That relative reluctance makes sense in light of other survey results. When asked how they respond to new social networks, a majority (51%) said they are skeptical and wait and see what happens. Just 6% actively engage and evangelize their presence on the network, though 1 in 4 try to engage without evangelizing their presence.
Where is Paid Social Media Headed?
Currently, there is one and only one leader in paid social media: Facebook. In fact, almost 9 in 10 respondents said they regularly use Facebook ads. Less than half that proportion, 39%, are using Google ads, with another step back toÂ Twitter (18%), LinkedIn (17%) and Pinterest (15%) ads.
Of note, 12% of respondents this year say they regularly use Instagram ads, triple the proportion (4%) from last year. That’s in line with separate research indicating that Instagram is growing in importance as an advertising channel.
Signs point to Facebook maintaining its dominance in social advertising, however: it is the only platform in which a majority (57%) of respondents expect to increase their paid social media use. By comparison, fewer than 4 in 10 plan to make more use of Google ads (37%), Twitter ads (33%), LinkedIn ads (31%) and Instagram ads (31%).
Video Gaining As A Content Type
Turning to social media content types, marketers identified visual (74%) content as their most commonly used, followed by blogging (68%) and videos (60%). Blogging (38%) and visual content (37%) were essentially tied in terms of the most important content types, though again there are differences by target audience. Those marketing to businesses name blogging their most important content type, while for B2C marketers visual content is the most important.
When it comes to the near future, though, video gains ground. Almost 3 in 4 plan to increase their use of video content in the near future, just ahead of the 71% planning the same for visual content and leading all content types.
Finally, while only about 1 in 7 marketers are currently using live video, 39% plan to soon increase their live video efforts, and only 49% say they have no plans to utilize live video.

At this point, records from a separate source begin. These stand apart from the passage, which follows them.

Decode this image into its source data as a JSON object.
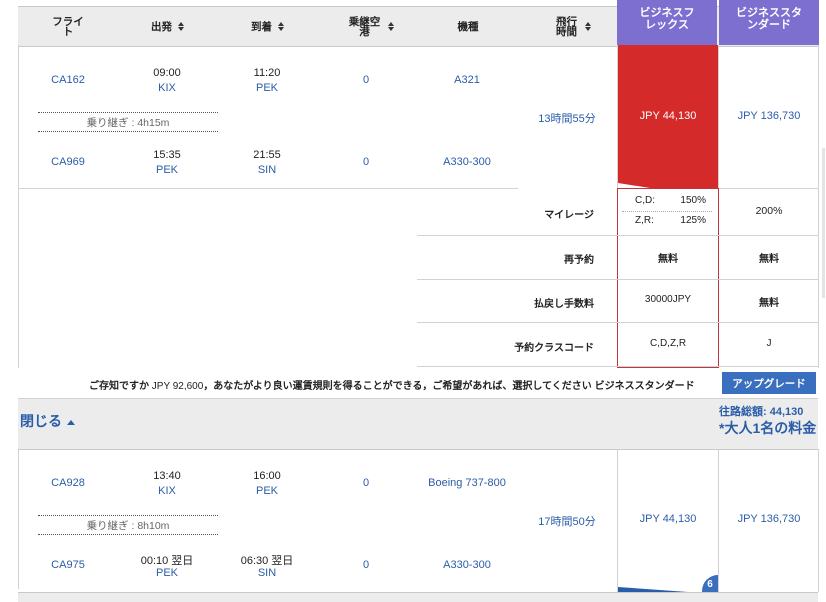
{
  "header": {
    "flight": "フライト",
    "depart": "出発",
    "arrive": "到着",
    "transit": "乗継空港",
    "aircraft": "機種",
    "duration": "飛行時間",
    "fare1": "ビジネスフレックス",
    "fare2": "ビジネススタンダード"
  },
  "outbound": {
    "leg1": {
      "flight": "CA162",
      "dep_time": "09:00",
      "dep_code": "KIX",
      "arr_time": "11:20",
      "arr_code": "PEK",
      "transit": "0",
      "aircraft": "A321"
    },
    "layover_label": "乗り継ぎ",
    "layover_time": "4h15m",
    "leg2": {
      "flight": "CA969",
      "dep_time": "15:35",
      "dep_code": "PEK",
      "arr_time": "21:55",
      "arr_code": "SIN",
      "transit": "0",
      "aircraft": "A330-300"
    },
    "duration": "13時間55分",
    "fare1": "JPY 44,130",
    "fare2": "JPY 136,730"
  },
  "rules": {
    "mileage_label": "マイレージ",
    "mileage_fare1": [
      {
        "code": "C,D:",
        "pct": "150%"
      },
      {
        "code": "Z,R:",
        "pct": "125%"
      }
    ],
    "mileage_fare2": "200%",
    "rebook_label": "再予約",
    "rebook_fare1": "無料",
    "rebook_fare2": "無料",
    "refund_label": "払戻し手数料",
    "refund_fare1": "30000JPY",
    "refund_fare2": "無料",
    "class_label": "予約クラスコード",
    "class_fare1": "C,D,Z,R",
    "class_fare2": "J"
  },
  "upgrade": {
    "message_a": "ご存知ですか",
    "message_amount": "JPY 92,600",
    "message_b": "，あなたがより良い運賃規則を得ることができる，ご希望があれば、選択してください",
    "message_fare": "ビジネススタンダード",
    "button": "アップグレード"
  },
  "summary": {
    "close": "閉じる",
    "total_label": "往路総額: 44,130",
    "per_adult": "*大人1名の料金"
  },
  "inbound": {
    "leg1": {
      "flight": "CA928",
      "dep_time": "13:40",
      "dep_code": "KIX",
      "arr_time": "16:00",
      "arr_code": "PEK",
      "transit": "0",
      "aircraft": "Boeing 737-800"
    },
    "layover_label": "乗り継ぎ",
    "layover_time": "8h10m",
    "leg2": {
      "flight": "CA975",
      "dep_time": "00:10 翌日",
      "dep_code": "PEK",
      "arr_time": "06:30 翌日",
      "arr_code": "SIN",
      "transit": "0",
      "aircraft": "A330-300"
    },
    "duration": "17時間50分",
    "fare1": "JPY 44,130",
    "fare2": "JPY 136,730",
    "seats_badge": "6"
  },
  "colors": {
    "header_fare": "#7d6fd0",
    "selected": "#d42a2a",
    "link": "#2a5da8",
    "button": "#3a6fbf"
  }
}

About the Data: The report’s results are based on a survey of 5,085 marketers, the majority of whom work for small businesses (1-10 employees). Almost 2 in 3 focus primarily on B2C marketing, with the remaining 35% on B2B.
The majority (52%) of respondents are based in the US.